To firefighters, a Backblaze is a fire that has been deliberately set to protect a forest by depriving the blaze of fuel. Computer users should think of Backblaze as a way to wall off their key files from all sorts of disasters.
The heart of the application is Backblaze's Control Panel, which can be started from a Task Tray icon. The interface puts key information up front, showing when the last backup was made and what files are waiting to be sent. There are buttons for backing up now, restoring data and changing the software's settings.
Backblaze offers unlimited storage capacity, but the service limits what types of files can be archived. Unlike the other services reviewed here, Backblaze specifically excludes a whole series of file types. By default, the service saves all user files such as music, photos and emails, but ignores system, program and Windows files, although you can put some file types back into the backup mix, such as Windows or program files.
You can set Backblaze backups to be continuous (where it's backing up to the cloud whenever your files are saved or changed), performed on a schedule or done on demand. Although the service can back up the contents of an external hard drive, Backblaze doesn't include the ability to back up the entire system to an external hard drive as three of the other services reviewed here can.
Unlike Mozy and Carbonite, Backblaze doesn't put a small coloured dot next to file icons to mark files that have already been backed up or are ready to be sent. Archived files are available for recovery for up to a month after they've been deleted, a disappointingly short time limit compared to CrashPlan's never-delete policy. And there is no way to share your files.
Another negative is that Backblaze colocates its servers at a single data centre in the US where the service keeps redundant copies of all backups, thereby placing all of your backup eggs in one basket.
On the positive side, Backblaze has an unusual security system that uses a 2,048-bit RSA Public/Private encryption key to secure a 128-bit key that encrypts the actual files. It's the most airtight security of the five applications reviewed here.
Other nice features include an upload speedometer that shows how fast data moved during the last backup and a tool that helps you find a lost or stolen computer by notifying the user of its location if it is logged on to the Internet (although Backblaze can't disable the computer remotely).

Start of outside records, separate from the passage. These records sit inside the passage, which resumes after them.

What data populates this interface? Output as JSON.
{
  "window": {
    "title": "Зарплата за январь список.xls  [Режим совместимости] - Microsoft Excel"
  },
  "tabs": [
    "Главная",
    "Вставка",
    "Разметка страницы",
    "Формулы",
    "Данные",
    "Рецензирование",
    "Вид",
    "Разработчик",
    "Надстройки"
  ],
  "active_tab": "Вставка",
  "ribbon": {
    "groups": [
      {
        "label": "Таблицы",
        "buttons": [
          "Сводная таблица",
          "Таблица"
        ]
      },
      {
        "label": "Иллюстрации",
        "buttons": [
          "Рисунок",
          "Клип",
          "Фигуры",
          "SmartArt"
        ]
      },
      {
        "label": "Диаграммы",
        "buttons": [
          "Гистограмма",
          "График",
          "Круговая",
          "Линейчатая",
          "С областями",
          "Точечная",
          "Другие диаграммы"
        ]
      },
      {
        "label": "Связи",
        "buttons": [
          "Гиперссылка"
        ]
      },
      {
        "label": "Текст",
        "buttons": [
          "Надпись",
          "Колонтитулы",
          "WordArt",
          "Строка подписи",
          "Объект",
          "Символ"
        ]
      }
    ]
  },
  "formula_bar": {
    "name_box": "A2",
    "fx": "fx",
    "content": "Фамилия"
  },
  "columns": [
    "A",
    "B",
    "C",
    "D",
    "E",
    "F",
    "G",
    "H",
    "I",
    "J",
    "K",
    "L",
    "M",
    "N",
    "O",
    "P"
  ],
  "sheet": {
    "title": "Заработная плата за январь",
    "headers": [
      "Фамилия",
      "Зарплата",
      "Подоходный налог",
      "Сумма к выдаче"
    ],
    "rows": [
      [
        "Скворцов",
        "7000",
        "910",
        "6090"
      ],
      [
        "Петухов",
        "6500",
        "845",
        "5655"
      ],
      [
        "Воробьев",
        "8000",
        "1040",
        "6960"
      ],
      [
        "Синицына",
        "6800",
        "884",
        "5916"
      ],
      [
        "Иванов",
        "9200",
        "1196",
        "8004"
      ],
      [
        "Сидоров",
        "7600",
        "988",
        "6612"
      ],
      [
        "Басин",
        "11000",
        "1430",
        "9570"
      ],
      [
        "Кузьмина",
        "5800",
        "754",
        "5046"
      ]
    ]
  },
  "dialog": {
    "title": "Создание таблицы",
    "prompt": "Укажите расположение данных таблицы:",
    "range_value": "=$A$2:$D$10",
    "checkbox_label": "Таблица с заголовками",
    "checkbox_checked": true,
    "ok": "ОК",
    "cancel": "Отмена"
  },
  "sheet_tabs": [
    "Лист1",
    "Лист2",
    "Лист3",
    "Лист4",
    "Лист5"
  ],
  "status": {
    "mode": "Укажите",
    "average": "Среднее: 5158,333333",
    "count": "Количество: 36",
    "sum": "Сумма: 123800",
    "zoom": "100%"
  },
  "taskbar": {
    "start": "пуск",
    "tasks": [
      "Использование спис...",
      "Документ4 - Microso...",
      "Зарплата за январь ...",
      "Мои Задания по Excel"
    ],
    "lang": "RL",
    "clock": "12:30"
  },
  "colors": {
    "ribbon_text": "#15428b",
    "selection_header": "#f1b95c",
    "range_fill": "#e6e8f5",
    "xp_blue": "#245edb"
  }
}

In tests using Backblaze's default settings, the service's archived 978MB of data in 1 hour, 42 minutes and 32 seconds (note: Because each application's default settings differed, the amount of data each archived at this point differed widely).
A 25MB incremental backup took 4 minutes and 31 seconds, roughly halfway between CrashPlan's 1 minute and 3 seconds and Norton's 7 minutes and 23 seconds.
Searching for a lost file took Backblaze 2.1 seconds, about the same time as the others. I was able to resurrect the file in a quick 25.3 seconds, the fastest of the bunch.
Rather than restoring files online, Backblaze will send a hard drive or a set of DVDs containing your backups. This goes beyond Carbonite's Home Premium offer to send you a data-filled hard drive.
Backblaze has a two week free trial. The service costs a reasonable $50 (£30) a year for unlimited storage, but extra computers cost $5 each to back up, something that Norton doesn't charge for. Backblaze offers client software for PCs and Macs, but not Linux computers, and unlike the others, the service doesn't have any companion smartphone apps.
All told, Backblaze can prevent a data disaster by protecting your most precious digital possessions, but it too severely limits what can be backed up.